Saturday, May 7, 2011

Remembering Bad Study Habits

Recently I happened upon a discussion among some fellow students of mine concerning the problem of reading and retaining practical knowledge. The discussion arose in the classroom when the professor was absent. (He had momentarily stepped out in order to give us the time freedom to fill out our student evaluations of him). We all finished our student evaluations rather quickly and the professor had not yet returned. Immediately, some of the students began to discuss the question of whether or not they had satisfactorily passed the reading quiz given at the beginning of the class. One student very openly and frankly confessed that he was only confident about one of the five answers that he had given. The problem, he explained, was that he would read material for the class, understand the practical principles with relative ease, but would not be able to regurgitate those principles for the quiz. Without commenting further concerning the progress of this conversation, let me pose this question: what makes the reading of practical books easy-to-understand, but difficult to retain?

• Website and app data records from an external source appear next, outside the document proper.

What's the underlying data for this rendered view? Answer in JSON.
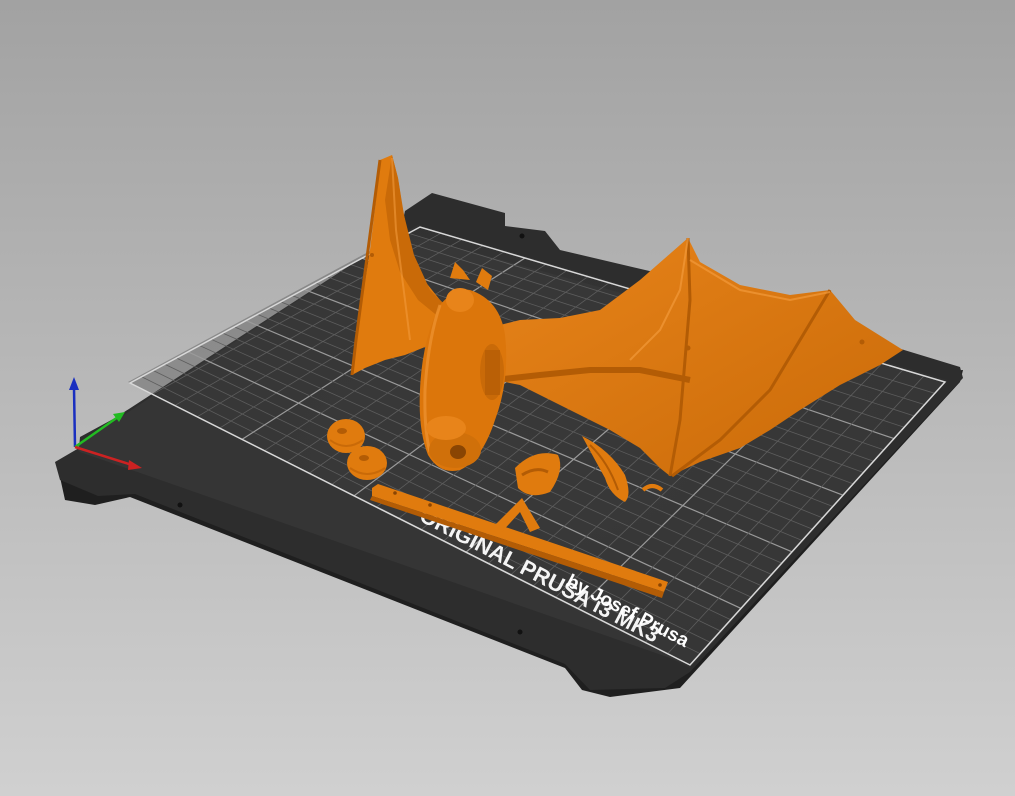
{
  "app": {
    "view": "3d-plater"
  },
  "bed": {
    "label_line1": "ORIGINAL PRUSA i3 MK3",
    "label_line2": "by Josef Prusa",
    "colors": {
      "background_top": "#a3a3a3",
      "background_bottom": "#cfcfcf",
      "bed_frame": "#2b2b2b",
      "bed_surface": "#404040",
      "grid_line": "#6c6c6c",
      "grid_border": "#e6e6e6"
    }
  },
  "model": {
    "name_icon": "bat-dragon-model",
    "color": "#e07b0e",
    "shade_color": "#b35c05",
    "highlight_color": "#f29a3a"
  },
  "axes": {
    "x_color": "#cc2222",
    "y_color": "#22bb22",
    "z_color": "#1a2fc0"
  }
}
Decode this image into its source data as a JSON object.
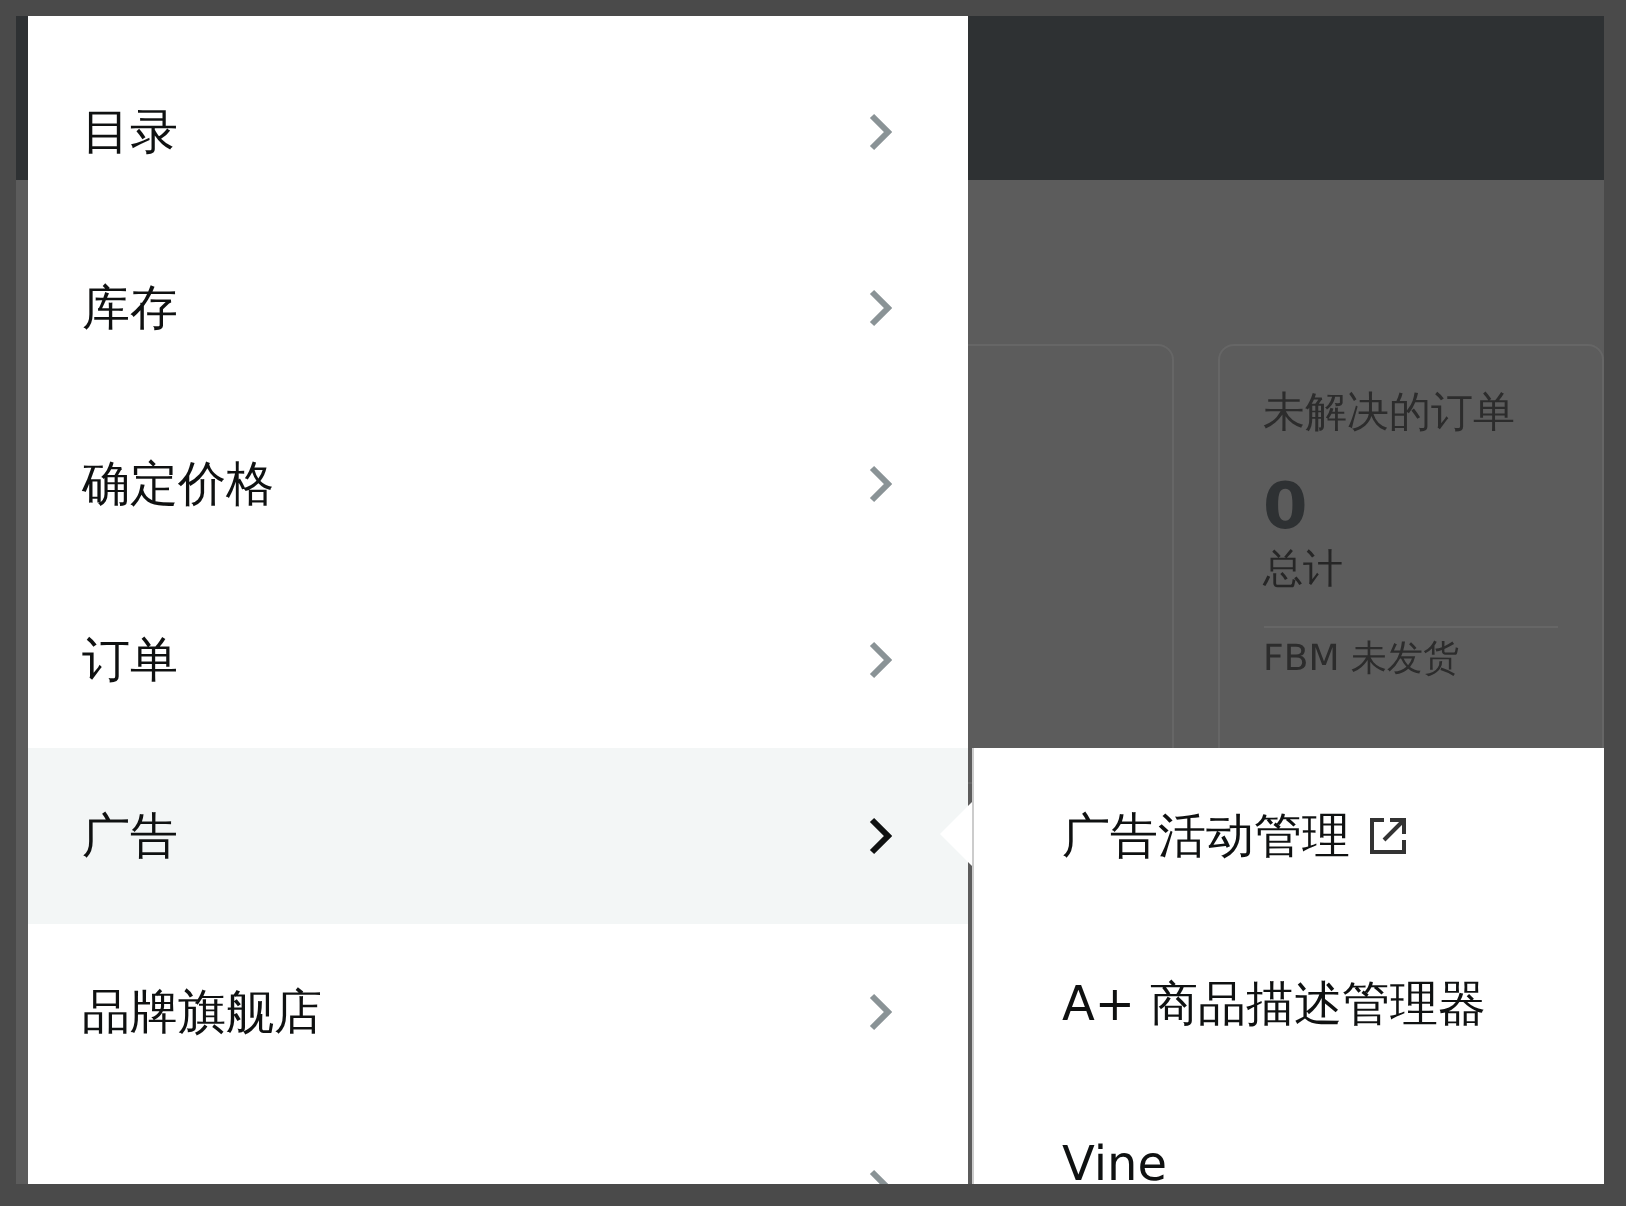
{
  "menu": {
    "items": [
      {
        "label": "目录",
        "selected": false
      },
      {
        "label": "库存",
        "selected": false
      },
      {
        "label": "确定价格",
        "selected": false
      },
      {
        "label": "订单",
        "selected": false
      },
      {
        "label": "广告",
        "selected": true
      },
      {
        "label": "品牌旗舰店",
        "selected": false
      },
      {
        "selected": false
      }
    ]
  },
  "submenu": {
    "items": [
      {
        "label": "广告活动管理",
        "external": true
      },
      {
        "label": "A+ 商品描述管理器",
        "external": false
      },
      {
        "label": "Vine",
        "external": false
      }
    ]
  },
  "background": {
    "card": {
      "title": "未解决的订单",
      "value": "0",
      "caption": "总计",
      "footer": "FBM 未发货"
    }
  }
}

I would suggest that many practical books (i.e. any book that contains information that suggests some type of procedure for implementation) are relatively easy to understand because most practical books appeal to principles we already know and use. In other words, practical principles are not the thing that we are learning; rather what we are learning is the specific application of those principles. In other words, when you are reading a cookbook, you are not learning how to cook in general rather you are learning how to cook something. Part of the difficulty is simply remembering the specifics.

There is another edit difficulty, which has to do with the systemization of practical knowledge. Most practical books layout and logical and explicit sequence of instructions whereas most of the time people tend to operate at an intuitive unstated level. Think about it this way: when you are driving down the road, are you mentally rifling through the various rules of the road that you have to learn as a 15-year-old? No. You may do so on occasion when discussing some type of ambiguity trafficking such as a four way stop or blinking traffic light. However, most of the time you operate more or less automatically without conscious thought. When you learn something new, you have to do so in an explicit conscious level. In other words, acquiring a new skill does not feel the same as doing that skill. In order to learn that skill, you must first learn the stated explicit logical sequence before it can become automatic knowledge.

As it turned out with my classmates, I found out that what they were failing to do was simply taking notes from the book, condensing those notes, and attempting to memorize those notes. You see, for them when they read the textbooks, they clearly understood the practical advice that was being given and the assumed that immediate understanding was the full extent of the task. However, this is only part of the task. Immediate understanding must be accompanied with intent on memorization. If one fails to attempt to retain the systematic framework of practical knowledge, then one is either simply lazy, or one assumes they are not learning anything new, or that they are right disagree. Immediate understanding could simply just indicate that they just understood the part but not the whole, which seems very likely in this case.

I say these things not to condemn my fellow classmates, but out of embarrassment from my own academic past. I can remember some of my teachers saying things like: "I'm not concerned that you memorize all the details, rather I want you to understand." I'm almost positive that the intent of my teachers was not to belittle the idea memorization but it was simply to stress the idea of understanding as the goal of reading. However, I interpreted the statements to mean – don't worry about memorizing anything just retain the big picture. What I have been learning since being in graduate school is that there must be a healthy combination of big picture understanding and memorization of detail. If one does not commit the details memory, then one risks actually having an inaccurate big picture. So, as an aspiring professor myself, I plan on telling my students, “I'm not concerned that you memorize details or understand the big picture, rather I am concerned that you memorize the details that support and informed the big picture!”